● **EXERCISE AIM**
Where a line of the entries below includes the string "Promotions", count it. Give only the resulting number.

Dataset rows describing interfaces:
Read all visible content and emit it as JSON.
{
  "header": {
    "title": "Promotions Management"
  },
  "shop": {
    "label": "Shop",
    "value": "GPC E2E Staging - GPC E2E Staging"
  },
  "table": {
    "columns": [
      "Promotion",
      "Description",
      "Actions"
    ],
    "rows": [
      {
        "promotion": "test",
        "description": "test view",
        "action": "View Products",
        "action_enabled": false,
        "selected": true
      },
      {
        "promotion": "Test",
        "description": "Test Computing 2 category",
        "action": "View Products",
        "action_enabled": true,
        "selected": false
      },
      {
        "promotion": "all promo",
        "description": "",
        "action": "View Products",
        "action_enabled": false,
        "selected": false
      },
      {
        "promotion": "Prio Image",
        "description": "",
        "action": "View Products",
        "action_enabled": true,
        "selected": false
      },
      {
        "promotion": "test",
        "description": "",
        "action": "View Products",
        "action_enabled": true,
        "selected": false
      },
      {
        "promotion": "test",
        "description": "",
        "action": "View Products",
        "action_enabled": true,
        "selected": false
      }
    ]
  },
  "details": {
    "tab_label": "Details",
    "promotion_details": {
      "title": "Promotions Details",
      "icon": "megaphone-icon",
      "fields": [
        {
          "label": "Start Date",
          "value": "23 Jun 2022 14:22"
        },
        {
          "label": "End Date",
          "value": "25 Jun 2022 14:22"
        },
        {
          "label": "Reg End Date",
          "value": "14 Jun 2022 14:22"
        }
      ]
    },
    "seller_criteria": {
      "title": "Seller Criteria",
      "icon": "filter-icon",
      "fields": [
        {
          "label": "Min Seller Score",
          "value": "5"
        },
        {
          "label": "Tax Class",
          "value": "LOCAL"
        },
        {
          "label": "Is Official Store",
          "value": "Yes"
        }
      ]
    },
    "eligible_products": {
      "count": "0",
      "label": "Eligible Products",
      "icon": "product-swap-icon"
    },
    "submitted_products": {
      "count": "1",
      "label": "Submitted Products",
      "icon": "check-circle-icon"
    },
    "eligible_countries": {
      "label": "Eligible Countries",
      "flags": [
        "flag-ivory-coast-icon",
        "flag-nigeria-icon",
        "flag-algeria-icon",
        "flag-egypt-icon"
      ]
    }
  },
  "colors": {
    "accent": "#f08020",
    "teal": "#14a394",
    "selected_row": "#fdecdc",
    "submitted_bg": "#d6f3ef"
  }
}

● **ANSWER SPACE**
2